(Web page and app entries)
::::

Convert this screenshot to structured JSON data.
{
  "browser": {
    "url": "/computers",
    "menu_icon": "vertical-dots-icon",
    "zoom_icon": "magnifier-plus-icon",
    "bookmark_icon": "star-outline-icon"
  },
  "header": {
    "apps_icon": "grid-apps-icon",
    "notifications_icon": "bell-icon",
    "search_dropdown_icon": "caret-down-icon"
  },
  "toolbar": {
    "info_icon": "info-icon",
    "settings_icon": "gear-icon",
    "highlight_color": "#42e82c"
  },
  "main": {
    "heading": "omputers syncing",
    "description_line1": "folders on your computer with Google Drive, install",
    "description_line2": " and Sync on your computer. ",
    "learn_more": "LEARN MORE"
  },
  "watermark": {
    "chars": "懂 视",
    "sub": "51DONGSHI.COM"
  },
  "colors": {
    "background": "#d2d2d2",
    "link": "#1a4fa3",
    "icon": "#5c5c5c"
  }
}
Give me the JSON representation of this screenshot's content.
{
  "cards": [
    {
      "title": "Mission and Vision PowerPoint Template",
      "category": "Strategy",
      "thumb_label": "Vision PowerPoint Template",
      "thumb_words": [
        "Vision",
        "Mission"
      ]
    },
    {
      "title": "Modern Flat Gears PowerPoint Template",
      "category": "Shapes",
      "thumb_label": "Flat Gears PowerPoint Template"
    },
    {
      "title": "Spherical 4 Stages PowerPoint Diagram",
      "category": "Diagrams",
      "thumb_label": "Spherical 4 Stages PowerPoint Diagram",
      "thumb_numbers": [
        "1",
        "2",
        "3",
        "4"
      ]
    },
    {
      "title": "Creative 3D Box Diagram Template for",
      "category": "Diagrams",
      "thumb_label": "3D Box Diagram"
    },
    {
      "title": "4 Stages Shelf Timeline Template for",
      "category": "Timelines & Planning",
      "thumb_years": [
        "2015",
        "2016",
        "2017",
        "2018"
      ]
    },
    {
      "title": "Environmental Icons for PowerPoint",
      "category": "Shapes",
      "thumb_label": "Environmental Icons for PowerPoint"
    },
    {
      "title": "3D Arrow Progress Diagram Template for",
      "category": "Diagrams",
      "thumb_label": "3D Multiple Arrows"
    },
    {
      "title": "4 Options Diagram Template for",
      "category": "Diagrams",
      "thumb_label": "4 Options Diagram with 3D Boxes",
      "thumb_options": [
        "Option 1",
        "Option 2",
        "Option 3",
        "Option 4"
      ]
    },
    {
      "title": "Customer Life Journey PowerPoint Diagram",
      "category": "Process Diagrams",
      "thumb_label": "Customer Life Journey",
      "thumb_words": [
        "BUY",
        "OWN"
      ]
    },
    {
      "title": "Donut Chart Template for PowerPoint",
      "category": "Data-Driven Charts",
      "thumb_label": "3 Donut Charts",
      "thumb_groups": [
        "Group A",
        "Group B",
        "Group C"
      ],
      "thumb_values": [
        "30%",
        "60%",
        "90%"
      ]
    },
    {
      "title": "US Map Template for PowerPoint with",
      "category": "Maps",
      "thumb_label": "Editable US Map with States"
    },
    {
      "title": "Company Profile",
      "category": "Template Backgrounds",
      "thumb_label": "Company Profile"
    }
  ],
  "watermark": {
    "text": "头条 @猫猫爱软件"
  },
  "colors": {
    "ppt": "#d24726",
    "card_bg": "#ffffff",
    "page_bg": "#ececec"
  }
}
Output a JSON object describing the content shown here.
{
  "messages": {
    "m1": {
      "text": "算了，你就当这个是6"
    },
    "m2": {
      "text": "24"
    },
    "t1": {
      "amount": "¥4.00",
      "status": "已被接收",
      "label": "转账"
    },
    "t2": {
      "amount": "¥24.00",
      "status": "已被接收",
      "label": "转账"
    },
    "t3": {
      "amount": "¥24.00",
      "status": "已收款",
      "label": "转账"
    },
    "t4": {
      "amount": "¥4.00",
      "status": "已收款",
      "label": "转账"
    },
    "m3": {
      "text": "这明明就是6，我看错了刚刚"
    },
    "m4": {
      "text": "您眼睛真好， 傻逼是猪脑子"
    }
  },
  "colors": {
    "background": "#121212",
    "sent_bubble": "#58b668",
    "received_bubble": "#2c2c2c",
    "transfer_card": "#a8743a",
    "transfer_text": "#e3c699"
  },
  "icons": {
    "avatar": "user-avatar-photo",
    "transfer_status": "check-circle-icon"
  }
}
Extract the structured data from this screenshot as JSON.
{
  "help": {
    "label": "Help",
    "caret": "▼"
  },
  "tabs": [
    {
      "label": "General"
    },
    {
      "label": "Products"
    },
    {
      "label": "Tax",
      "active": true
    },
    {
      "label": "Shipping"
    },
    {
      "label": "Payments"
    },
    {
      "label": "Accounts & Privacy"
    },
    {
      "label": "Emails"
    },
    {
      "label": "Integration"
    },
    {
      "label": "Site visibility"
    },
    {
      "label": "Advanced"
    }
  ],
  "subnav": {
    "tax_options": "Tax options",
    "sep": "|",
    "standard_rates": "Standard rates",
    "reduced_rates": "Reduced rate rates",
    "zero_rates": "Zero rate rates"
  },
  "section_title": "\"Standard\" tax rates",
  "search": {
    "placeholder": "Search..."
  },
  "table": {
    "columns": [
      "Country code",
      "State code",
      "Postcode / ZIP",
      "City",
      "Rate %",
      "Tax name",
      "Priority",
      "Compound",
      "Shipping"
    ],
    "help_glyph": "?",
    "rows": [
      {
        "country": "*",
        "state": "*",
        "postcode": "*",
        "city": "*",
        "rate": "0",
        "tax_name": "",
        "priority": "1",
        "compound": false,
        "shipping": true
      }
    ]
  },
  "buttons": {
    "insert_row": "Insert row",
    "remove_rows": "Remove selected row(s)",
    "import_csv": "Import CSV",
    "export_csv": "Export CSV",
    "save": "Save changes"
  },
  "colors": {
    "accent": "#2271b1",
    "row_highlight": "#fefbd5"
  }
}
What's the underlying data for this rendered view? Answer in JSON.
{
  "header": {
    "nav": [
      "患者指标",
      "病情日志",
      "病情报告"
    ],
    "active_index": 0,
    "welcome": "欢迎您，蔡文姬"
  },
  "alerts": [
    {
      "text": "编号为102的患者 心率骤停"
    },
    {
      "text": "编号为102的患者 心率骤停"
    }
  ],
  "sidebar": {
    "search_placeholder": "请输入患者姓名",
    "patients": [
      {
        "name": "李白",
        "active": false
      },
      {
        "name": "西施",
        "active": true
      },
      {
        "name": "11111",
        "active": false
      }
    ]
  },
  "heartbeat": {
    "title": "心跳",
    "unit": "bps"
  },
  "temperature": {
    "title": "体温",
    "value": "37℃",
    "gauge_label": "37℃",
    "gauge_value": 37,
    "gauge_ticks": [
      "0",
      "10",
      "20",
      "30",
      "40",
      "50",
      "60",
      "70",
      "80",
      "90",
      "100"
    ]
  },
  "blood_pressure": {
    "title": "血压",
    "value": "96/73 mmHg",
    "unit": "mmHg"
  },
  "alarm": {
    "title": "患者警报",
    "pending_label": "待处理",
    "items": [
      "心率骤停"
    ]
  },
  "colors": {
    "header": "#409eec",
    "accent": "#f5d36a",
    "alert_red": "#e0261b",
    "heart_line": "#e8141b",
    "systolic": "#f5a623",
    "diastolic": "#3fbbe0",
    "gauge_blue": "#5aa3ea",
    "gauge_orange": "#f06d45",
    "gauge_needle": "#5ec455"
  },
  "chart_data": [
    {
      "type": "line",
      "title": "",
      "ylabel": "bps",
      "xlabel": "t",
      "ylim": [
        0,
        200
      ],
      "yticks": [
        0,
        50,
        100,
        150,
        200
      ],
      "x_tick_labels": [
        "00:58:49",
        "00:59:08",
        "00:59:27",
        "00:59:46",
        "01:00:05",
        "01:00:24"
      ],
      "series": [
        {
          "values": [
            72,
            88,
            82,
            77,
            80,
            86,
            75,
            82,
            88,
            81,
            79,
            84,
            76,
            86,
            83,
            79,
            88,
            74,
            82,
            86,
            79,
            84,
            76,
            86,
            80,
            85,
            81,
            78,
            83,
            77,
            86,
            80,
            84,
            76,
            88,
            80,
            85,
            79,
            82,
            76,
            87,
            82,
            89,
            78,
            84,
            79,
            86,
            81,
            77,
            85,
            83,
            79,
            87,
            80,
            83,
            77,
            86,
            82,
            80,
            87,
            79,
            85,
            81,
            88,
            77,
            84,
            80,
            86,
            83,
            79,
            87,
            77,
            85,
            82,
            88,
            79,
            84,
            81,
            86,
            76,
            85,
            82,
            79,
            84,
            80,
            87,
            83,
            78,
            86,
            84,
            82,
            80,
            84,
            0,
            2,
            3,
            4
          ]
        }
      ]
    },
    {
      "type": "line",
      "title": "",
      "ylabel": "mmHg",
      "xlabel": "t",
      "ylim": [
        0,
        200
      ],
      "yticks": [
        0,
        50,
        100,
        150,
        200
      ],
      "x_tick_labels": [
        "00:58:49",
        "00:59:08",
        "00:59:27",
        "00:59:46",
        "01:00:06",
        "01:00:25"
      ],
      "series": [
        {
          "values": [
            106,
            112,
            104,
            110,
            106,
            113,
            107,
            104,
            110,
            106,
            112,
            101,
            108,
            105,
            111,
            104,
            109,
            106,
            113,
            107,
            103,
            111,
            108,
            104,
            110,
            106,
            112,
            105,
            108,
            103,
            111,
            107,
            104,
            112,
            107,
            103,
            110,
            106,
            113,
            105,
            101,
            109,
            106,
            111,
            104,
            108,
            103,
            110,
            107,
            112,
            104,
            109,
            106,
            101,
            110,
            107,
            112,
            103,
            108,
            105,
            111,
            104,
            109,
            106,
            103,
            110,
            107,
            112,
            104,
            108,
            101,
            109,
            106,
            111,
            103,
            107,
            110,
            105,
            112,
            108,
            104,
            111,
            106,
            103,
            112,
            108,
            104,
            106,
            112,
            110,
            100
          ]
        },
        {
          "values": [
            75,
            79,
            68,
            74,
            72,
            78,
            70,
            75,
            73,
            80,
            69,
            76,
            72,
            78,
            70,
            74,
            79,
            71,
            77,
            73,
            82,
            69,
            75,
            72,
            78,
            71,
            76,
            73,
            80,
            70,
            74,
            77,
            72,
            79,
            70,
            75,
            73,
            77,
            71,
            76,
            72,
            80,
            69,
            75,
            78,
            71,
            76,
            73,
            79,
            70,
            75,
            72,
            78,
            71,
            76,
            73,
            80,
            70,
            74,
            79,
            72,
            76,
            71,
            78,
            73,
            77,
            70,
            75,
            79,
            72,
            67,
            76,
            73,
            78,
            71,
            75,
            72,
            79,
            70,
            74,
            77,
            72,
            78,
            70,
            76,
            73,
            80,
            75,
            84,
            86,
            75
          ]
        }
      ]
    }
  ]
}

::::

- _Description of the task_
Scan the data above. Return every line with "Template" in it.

- _Answer to this exercise_
      "title": "Mission and Vision PowerPoint Template",
      "thumb_label": "Vision PowerPoint Template",
      "title": "Modern Flat Gears PowerPoint Template",
      "thumb_label": "Flat Gears PowerPoint Template"
      "title": "Creative 3D Box Diagram Template for",
      "title": "4 Stages Shelf Timeline Template for",
      "title": "3D Arrow Progress Diagram Template for",
      "title": "4 Options Diagram Template for",
      "title": "Donut Chart Template for PowerPoint",
      "title": "US Map Template for PowerPoint with",
      "category": "Template Backgrounds",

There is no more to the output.